(The poor guy couldn't even make a cover of the main series!).

Still, we can only hope that some day, Bill Foster will return (he did, as shown in this cover with popular Avengers like Tigra, Moon Knight, Mockingbird, Vision, Scarlet Witch, Hawkeye, Mantis and Black Panther, from West Coast Avengers Annual #3 of 1988!) and that maybe Marvel would collect the original Black Goliath #1-5 (maybe along with the Ant-Man feature of Marvel Feature #4-10 of 1972?




















Saturday, February 14, 2015

Happy Valentine's Day

Surprisingly, Marvel once celebrated Valentine's Day with its characters....back in April, 1997 with the Marvel Valentine Special!

Spidey & Mary Jane worked to help out a student in "My Fair Spidey" by Tom Peyer and Mark Buckingham.

Daredevil and Karen Page were working with a lady being abused by her boyfriend in "Love Hurts" by John Ostrander and Mary Mitchell.

Goddess Venus helped out a pair of aliens in "Atom-Age Amore" by Frank Strom and Dan DeCarlo.

Villain Absorbing Man got a Millie the Model doll for his girlfriend, Titania, in "The Greatest Gift!" by Tom DeFalco and Dan Lawlis.
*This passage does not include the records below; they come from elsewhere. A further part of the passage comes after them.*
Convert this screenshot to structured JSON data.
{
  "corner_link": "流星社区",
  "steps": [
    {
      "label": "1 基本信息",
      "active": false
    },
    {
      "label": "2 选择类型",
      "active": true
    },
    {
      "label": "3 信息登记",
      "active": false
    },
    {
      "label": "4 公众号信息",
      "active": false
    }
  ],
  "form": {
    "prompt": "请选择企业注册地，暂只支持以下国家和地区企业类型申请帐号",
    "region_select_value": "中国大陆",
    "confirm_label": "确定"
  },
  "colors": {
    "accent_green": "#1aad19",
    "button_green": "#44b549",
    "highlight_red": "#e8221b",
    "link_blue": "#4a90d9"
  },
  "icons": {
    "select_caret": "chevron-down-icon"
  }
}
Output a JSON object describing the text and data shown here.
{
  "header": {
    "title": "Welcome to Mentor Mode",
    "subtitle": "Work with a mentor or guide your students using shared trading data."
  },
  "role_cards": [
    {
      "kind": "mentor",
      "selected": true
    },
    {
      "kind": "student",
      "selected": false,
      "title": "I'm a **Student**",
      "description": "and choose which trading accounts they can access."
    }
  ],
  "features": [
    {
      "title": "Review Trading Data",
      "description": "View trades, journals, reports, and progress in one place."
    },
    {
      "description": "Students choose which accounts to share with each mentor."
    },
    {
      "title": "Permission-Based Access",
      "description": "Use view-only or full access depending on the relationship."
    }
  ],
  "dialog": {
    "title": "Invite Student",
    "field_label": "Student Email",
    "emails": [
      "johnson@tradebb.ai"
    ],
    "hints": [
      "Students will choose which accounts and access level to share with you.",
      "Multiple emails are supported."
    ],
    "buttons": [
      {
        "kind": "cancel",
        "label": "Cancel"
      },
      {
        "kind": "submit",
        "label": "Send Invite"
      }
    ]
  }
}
Jean Grey reflects on her time with Cyclops away from the X-Men in "The Way!" by Tom DeFalco and Kyle Hotz.